What the task asks
Going through the data below, copy out each line where the word "used" shows up.

The input
━━━━━━

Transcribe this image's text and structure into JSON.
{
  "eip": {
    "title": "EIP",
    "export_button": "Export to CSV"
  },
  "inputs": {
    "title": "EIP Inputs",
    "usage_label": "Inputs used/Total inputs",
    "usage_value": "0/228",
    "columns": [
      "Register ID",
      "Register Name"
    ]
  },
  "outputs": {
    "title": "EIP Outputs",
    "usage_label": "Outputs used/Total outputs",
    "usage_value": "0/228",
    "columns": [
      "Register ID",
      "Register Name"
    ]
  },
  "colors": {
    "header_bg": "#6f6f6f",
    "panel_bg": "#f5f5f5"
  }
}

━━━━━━

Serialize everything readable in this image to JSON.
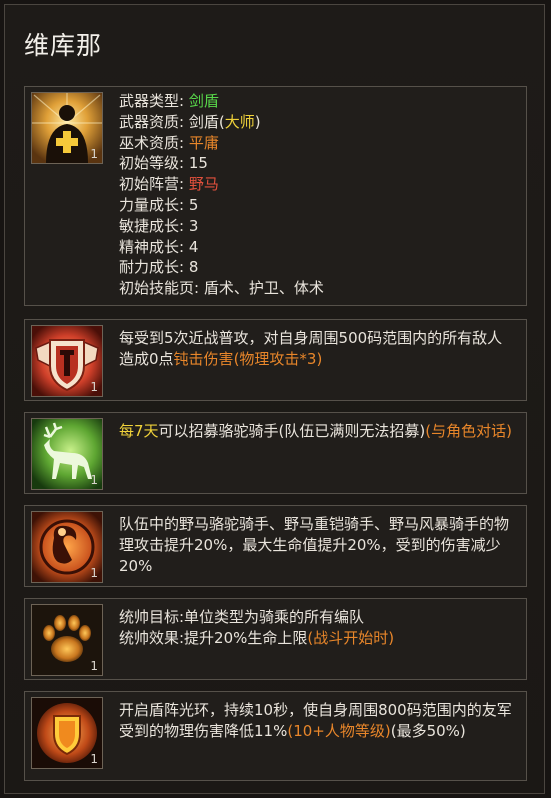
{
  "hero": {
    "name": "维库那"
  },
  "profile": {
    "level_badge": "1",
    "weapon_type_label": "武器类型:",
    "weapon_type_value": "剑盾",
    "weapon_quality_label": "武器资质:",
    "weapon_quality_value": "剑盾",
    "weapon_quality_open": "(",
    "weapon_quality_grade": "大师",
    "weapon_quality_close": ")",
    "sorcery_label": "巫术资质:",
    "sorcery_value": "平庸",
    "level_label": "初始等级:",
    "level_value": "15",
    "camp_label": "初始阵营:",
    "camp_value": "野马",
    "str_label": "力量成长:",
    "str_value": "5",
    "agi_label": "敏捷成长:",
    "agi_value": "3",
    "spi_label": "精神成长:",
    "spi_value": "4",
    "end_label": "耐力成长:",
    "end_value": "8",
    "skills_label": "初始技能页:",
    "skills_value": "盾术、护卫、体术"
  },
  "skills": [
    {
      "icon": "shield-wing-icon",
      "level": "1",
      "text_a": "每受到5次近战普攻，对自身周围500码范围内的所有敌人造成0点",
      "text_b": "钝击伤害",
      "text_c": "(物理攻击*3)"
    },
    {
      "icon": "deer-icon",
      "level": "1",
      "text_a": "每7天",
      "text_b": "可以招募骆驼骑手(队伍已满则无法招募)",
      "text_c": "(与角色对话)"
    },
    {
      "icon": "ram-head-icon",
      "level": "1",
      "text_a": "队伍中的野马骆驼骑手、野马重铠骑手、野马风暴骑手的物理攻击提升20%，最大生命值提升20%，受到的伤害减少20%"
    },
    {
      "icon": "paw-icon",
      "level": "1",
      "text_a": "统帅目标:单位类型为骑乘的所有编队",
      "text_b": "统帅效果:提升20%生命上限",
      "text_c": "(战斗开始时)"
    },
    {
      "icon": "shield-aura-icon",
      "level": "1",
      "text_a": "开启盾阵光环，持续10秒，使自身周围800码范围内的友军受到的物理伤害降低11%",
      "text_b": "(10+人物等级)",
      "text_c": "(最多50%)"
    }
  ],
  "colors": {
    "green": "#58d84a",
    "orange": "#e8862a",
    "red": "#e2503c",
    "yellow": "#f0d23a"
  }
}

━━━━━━

Solution to the problem
    "usage_label": "Inputs used/Total inputs",
    "usage_label": "Outputs used/Total outputs",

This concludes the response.